At least 11 Indian citizens have joined the US Army as part of a new programme titled Military Accessions Vital to the National Interest (MAVNI.)
Sixteen of the 52 new recruits were sworn in by General George W Casey Jr, the Army chief of staff, at a public ceremony in Times Square, New York City. Citizens of Pakistan, Bangladesh, Korea and Sweden were among them.
The MAVNI programme is limited to 1000 people in the first year for those with medical expertise and foreign language skills. Those who came on work visas or student visas and lived in the US for two years are eligible to apply for the programme.
But illegal citizens are not allowed. Those selected are eligible to become US citizens on an expedited programme, usually within six months. They will be exempt from naturalization fee also.

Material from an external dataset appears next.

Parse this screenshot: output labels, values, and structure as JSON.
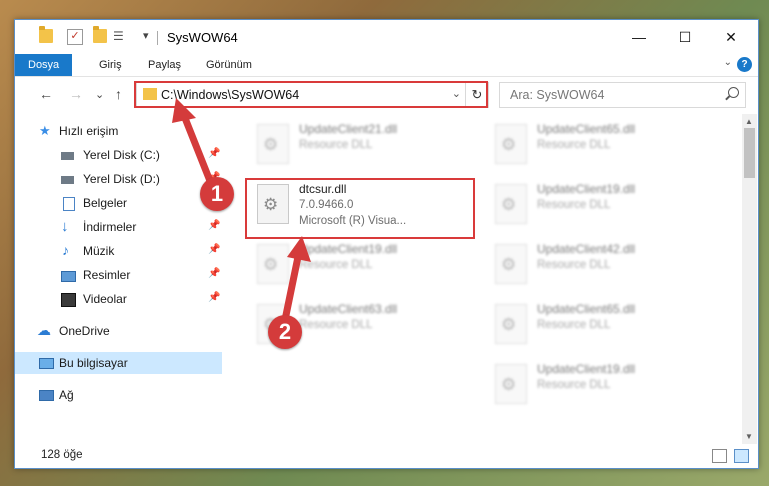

A report in New York Times said 4,833 people applied for the programme so far and 52 were enlisted. Of the 52 new enlistees, 11 have master's degrees and 31 have bachelor's degrees. The major share of the 52 went to Koreans with 24 people. Eleven 11 speak Hindi, 9 speak a Chinese dialect, 3 speak Russian, 3 speak Arabic and one speaks Urdu. Speakers of Tamil, Bengali, Punjabi and Malayalam are also eligible to join.
To maintain their citizenship, the enlistees must honorably complete their service, which ranges from two to four years of active duty, plus reserve duty, depending on their specialty.
But some told the media that it was not the promise of citizenship alone that attracted to join the army. Some even applied before the announcement of the programme.
Toniya Mishra, 24, an Indian with a master's degree in industrial engineering from the Rochester Institute of Technology, applied a day before the announcement of the program. She was out of her job after a New Jersey company laid her off. She did not expect a call from the army because of her nationality.
Umesh Sharma, 37, has a master's degree in international education policy from Harvard.
He was working for a private tutoring firm in Virginia. He told the Times that he was motivated to enlist as a way of helping developing countries in areas like education reform.